Images should be omitted while the rest of the data is duplicated exactly.

Records from a dataset:
════════════════════

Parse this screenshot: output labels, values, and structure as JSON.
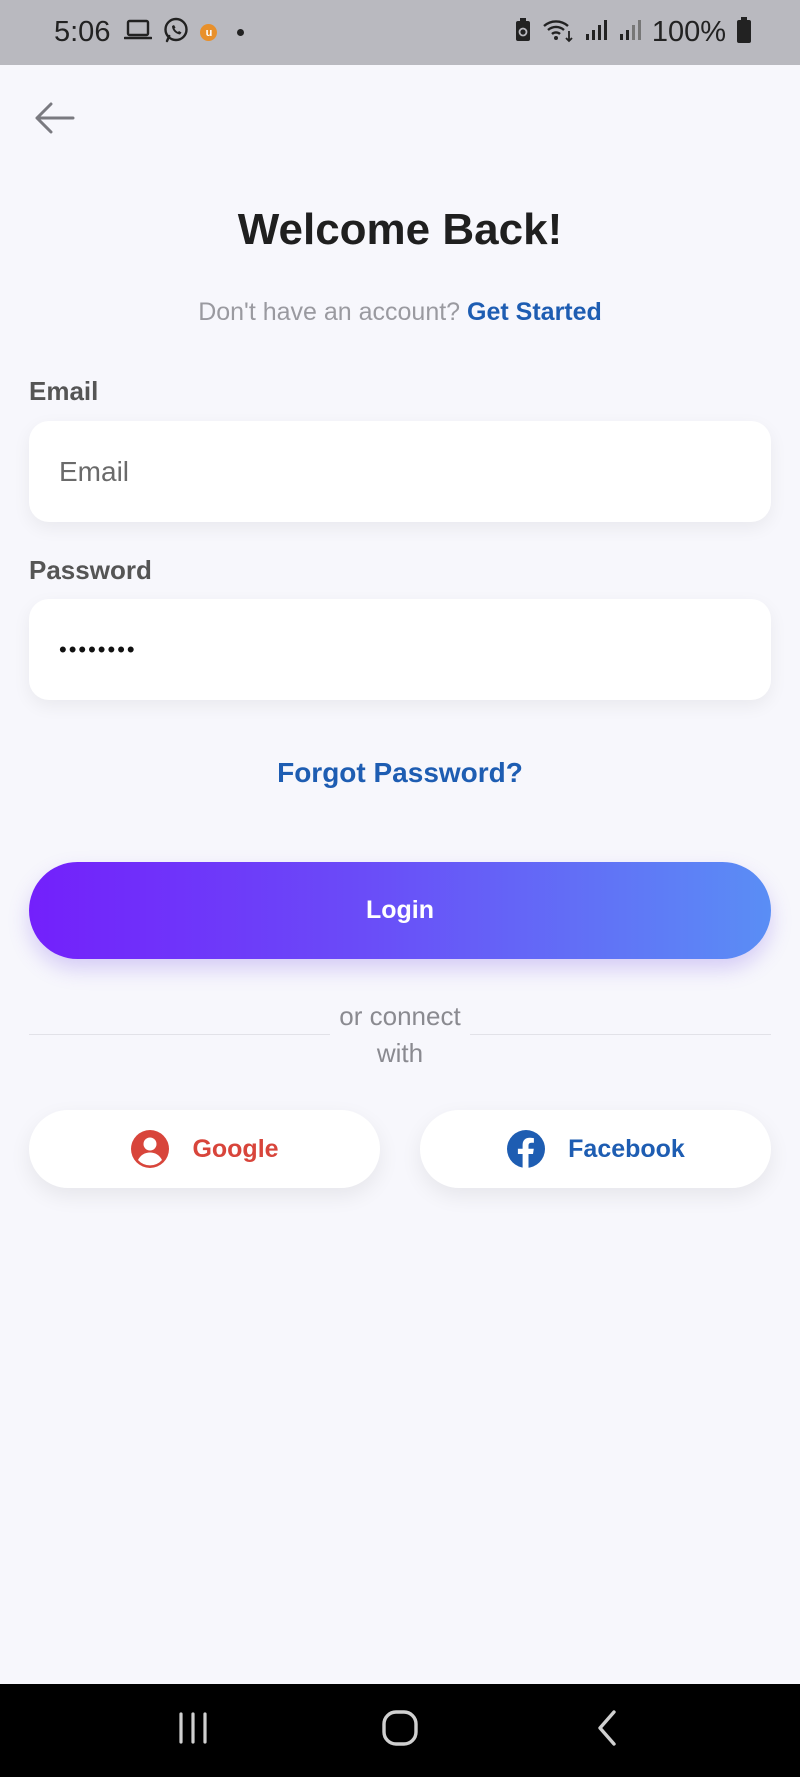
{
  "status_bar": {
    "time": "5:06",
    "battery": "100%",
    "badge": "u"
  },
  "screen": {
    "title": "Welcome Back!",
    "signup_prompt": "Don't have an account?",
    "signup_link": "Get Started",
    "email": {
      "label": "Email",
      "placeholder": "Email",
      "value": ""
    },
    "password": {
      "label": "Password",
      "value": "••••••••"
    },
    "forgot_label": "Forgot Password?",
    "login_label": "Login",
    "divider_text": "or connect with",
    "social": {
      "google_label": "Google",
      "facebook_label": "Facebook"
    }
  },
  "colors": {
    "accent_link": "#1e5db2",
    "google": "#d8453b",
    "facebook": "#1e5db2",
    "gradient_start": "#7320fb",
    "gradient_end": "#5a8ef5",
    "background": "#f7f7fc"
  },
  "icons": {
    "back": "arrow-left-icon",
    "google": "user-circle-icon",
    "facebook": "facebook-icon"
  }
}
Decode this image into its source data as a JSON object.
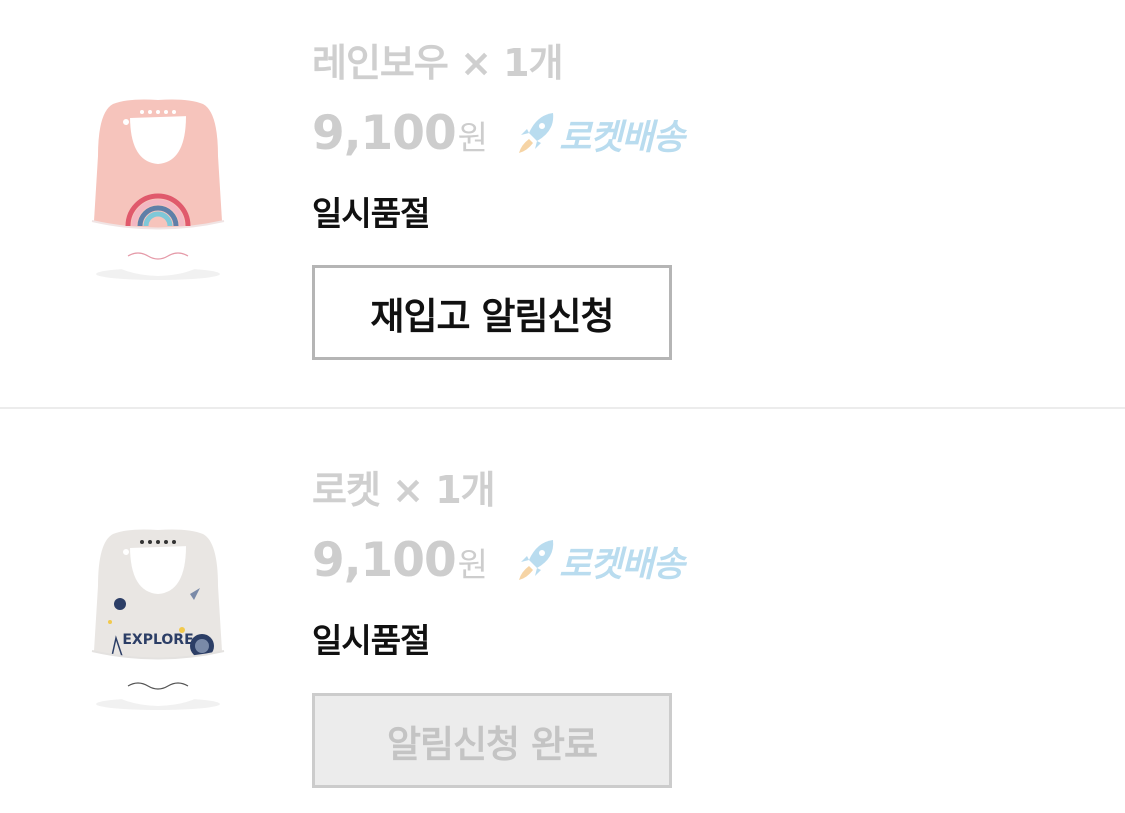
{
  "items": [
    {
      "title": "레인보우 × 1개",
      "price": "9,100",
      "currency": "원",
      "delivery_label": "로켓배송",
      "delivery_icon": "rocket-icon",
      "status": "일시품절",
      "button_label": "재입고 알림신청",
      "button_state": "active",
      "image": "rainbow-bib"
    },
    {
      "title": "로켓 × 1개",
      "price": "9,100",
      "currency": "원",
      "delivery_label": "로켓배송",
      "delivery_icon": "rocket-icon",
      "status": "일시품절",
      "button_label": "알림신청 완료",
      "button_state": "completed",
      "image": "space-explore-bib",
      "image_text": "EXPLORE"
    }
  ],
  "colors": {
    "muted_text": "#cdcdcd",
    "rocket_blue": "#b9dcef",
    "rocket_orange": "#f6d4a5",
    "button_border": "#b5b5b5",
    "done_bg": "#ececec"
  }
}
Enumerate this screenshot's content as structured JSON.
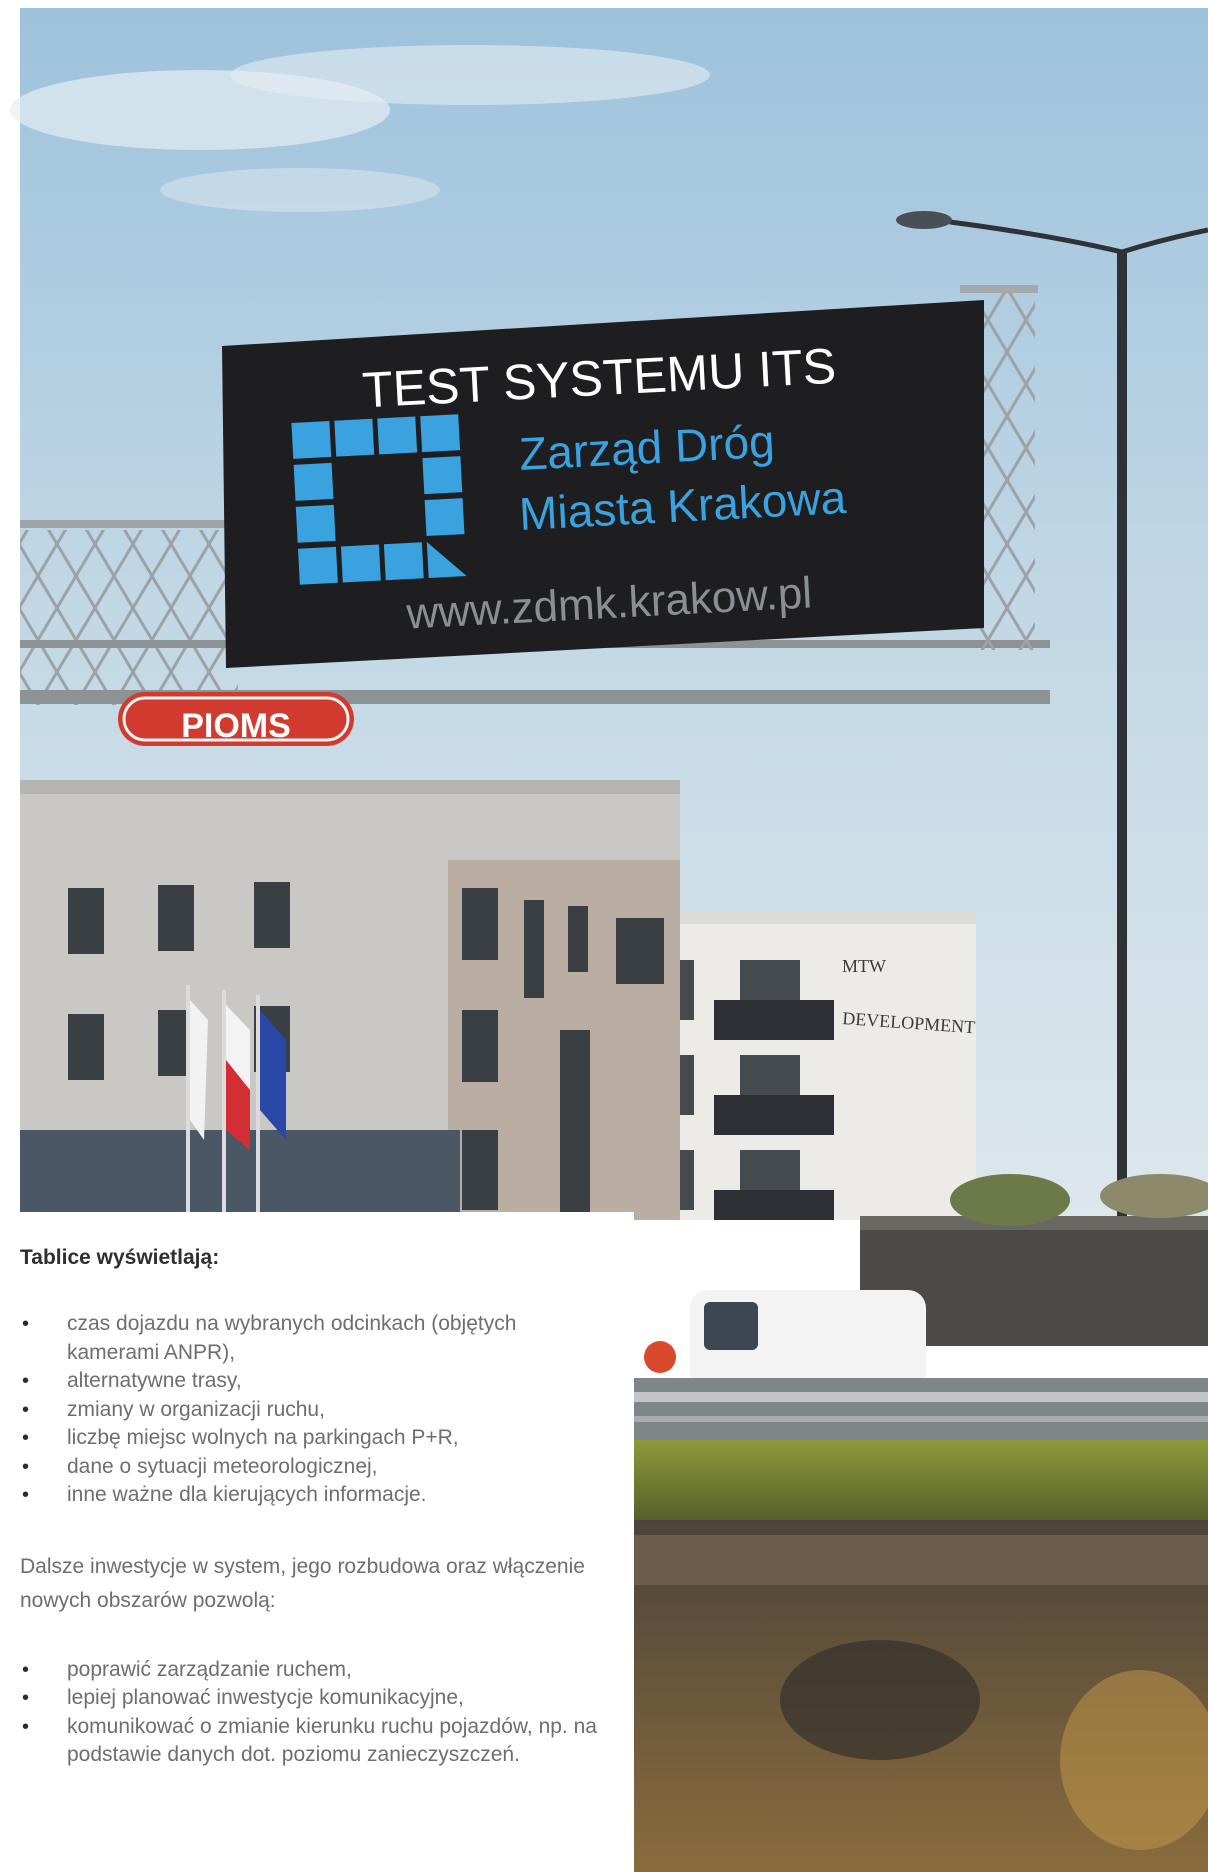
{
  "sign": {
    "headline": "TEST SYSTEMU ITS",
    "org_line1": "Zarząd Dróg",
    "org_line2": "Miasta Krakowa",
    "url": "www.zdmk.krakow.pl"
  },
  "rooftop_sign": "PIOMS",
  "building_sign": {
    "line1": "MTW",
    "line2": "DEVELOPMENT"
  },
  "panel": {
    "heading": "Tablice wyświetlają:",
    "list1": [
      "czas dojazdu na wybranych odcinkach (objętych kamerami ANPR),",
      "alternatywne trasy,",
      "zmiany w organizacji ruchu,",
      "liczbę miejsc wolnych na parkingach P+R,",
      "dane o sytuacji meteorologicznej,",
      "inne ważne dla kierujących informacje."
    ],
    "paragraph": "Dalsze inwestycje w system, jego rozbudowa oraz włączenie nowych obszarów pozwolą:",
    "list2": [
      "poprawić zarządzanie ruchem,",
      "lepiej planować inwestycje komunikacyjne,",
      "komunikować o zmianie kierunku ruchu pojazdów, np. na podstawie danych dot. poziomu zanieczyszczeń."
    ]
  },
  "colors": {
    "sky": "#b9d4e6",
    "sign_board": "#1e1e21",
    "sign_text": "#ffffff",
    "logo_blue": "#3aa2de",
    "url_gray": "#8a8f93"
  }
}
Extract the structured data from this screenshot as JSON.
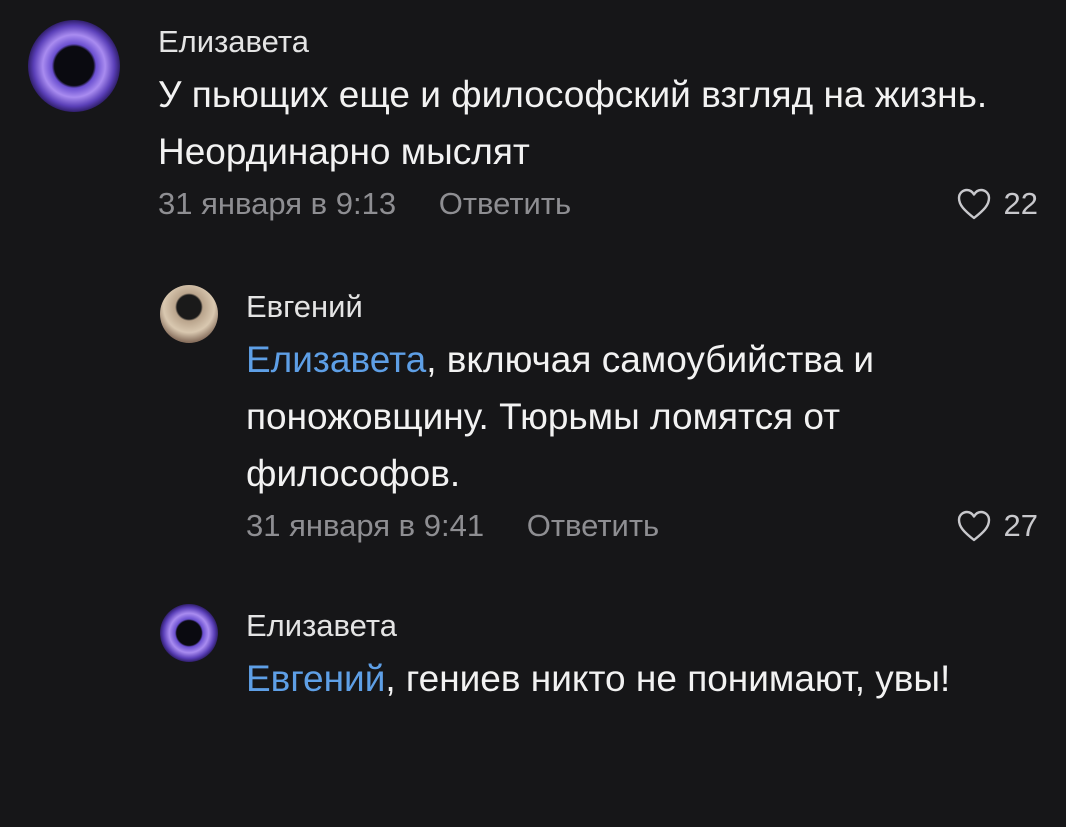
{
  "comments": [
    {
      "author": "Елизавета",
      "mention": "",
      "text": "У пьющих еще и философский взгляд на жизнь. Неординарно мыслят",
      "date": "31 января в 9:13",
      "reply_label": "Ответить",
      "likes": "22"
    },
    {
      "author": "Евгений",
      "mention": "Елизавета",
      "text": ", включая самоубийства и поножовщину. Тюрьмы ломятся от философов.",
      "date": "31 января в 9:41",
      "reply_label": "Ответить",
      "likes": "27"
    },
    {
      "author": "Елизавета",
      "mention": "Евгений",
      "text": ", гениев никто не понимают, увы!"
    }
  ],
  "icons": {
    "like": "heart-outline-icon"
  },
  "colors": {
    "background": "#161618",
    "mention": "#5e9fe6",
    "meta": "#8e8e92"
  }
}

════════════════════

§ **Reply**
Parse this screenshot: output labels, values, and structure as JSON.
{
  "status_bar": {
    "time": "5:06",
    "battery": "100%",
    "badge": "u"
  },
  "screen": {
    "title": "Welcome Back!",
    "signup_prompt": "Don't have an account?",
    "signup_link": "Get Started",
    "email": {
      "label": "Email",
      "placeholder": "Email",
      "value": ""
    },
    "password": {
      "label": "Password",
      "value": "••••••••"
    },
    "forgot_label": "Forgot Password?",
    "login_label": "Login",
    "divider_text": "or connect with",
    "social": {
      "google_label": "Google",
      "facebook_label": "Facebook"
    }
  },
  "colors": {
    "accent_link": "#1e5db2",
    "google": "#d8453b",
    "facebook": "#1e5db2",
    "gradient_start": "#7320fb",
    "gradient_end": "#5a8ef5",
    "background": "#f7f7fc"
  },
  "icons": {
    "back": "arrow-left-icon",
    "google": "user-circle-icon",
    "facebook": "facebook-icon"
  }
}
Decode this image into its source data as a JSON object.
{
  "items": [
    {
      "title": "레인보우 × 1개",
      "price": "9,100",
      "currency": "원",
      "delivery_label": "로켓배송",
      "delivery_icon": "rocket-icon",
      "status": "일시품절",
      "button_label": "재입고 알림신청",
      "button_state": "active",
      "image": "rainbow-bib"
    },
    {
      "title": "로켓 × 1개",
      "price": "9,100",
      "currency": "원",
      "delivery_label": "로켓배송",
      "delivery_icon": "rocket-icon",
      "status": "일시품절",
      "button_label": "알림신청 완료",
      "button_state": "completed",
      "image": "space-explore-bib",
      "image_text": "EXPLORE"
    }
  ],
  "colors": {
    "muted_text": "#cdcdcd",
    "rocket_blue": "#b9dcef",
    "rocket_orange": "#f6d4a5",
    "button_border": "#b5b5b5",
    "done_bg": "#ececec"
  }
}
Enumerate this screenshot's content as structured JSON.
{
  "sign": {
    "headline": "TEST SYSTEMU ITS",
    "org_line1": "Zarząd Dróg",
    "org_line2": "Miasta Krakowa",
    "url": "www.zdmk.krakow.pl"
  },
  "rooftop_sign": "PIOMS",
  "building_sign": {
    "line1": "MTW",
    "line2": "DEVELOPMENT"
  },
  "panel": {
    "heading": "Tablice wyświetlają:",
    "list1": [
      "czas dojazdu na wybranych odcinkach (objętych kamerami ANPR),",
      "alternatywne trasy,",
      "zmiany w organizacji ruchu,",
      "liczbę miejsc wolnych na parkingach P+R,",
      "dane o sytuacji meteorologicznej,",
      "inne ważne dla kierujących informacje."
    ],
    "paragraph": "Dalsze inwestycje w system, jego rozbudowa oraz włączenie nowych obszarów pozwolą:",
    "list2": [
      "poprawić zarządzanie ruchem,",
      "lepiej planować inwestycje komunikacyjne,",
      "komunikować o zmianie kierunku ruchu pojazdów, np. na podstawie danych dot. poziomu zanieczyszczeń."
    ]
  },
  "colors": {
    "sky": "#b9d4e6",
    "sign_board": "#1e1e21",
    "sign_text": "#ffffff",
    "logo_blue": "#3aa2de",
    "url_gray": "#8a8f93"
  }
}
Extract the structured data from this screenshot as JSON.
{
  "comments": [
    {
      "author": "Елизавета",
      "mention": "",
      "text": "У пьющих еще и философский взгляд на жизнь. Неординарно мыслят",
      "date": "31 января в 9:13",
      "reply_label": "Ответить",
      "likes": "22"
    },
    {
      "author": "Евгений",
      "mention": "Елизавета",
      "text": ", включая самоубийства и поножовщину. Тюрьмы ломятся от философов.",
      "date": "31 января в 9:41",
      "reply_label": "Ответить",
      "likes": "27"
    },
    {
      "author": "Елизавета",
      "mention": "Евгений",
      "text": ", гениев никто не понимают, увы!"
    }
  ],
  "icons": {
    "like": "heart-outline-icon"
  },
  "colors": {
    "background": "#161618",
    "mention": "#5e9fe6",
    "meta": "#8e8e92"
  }
}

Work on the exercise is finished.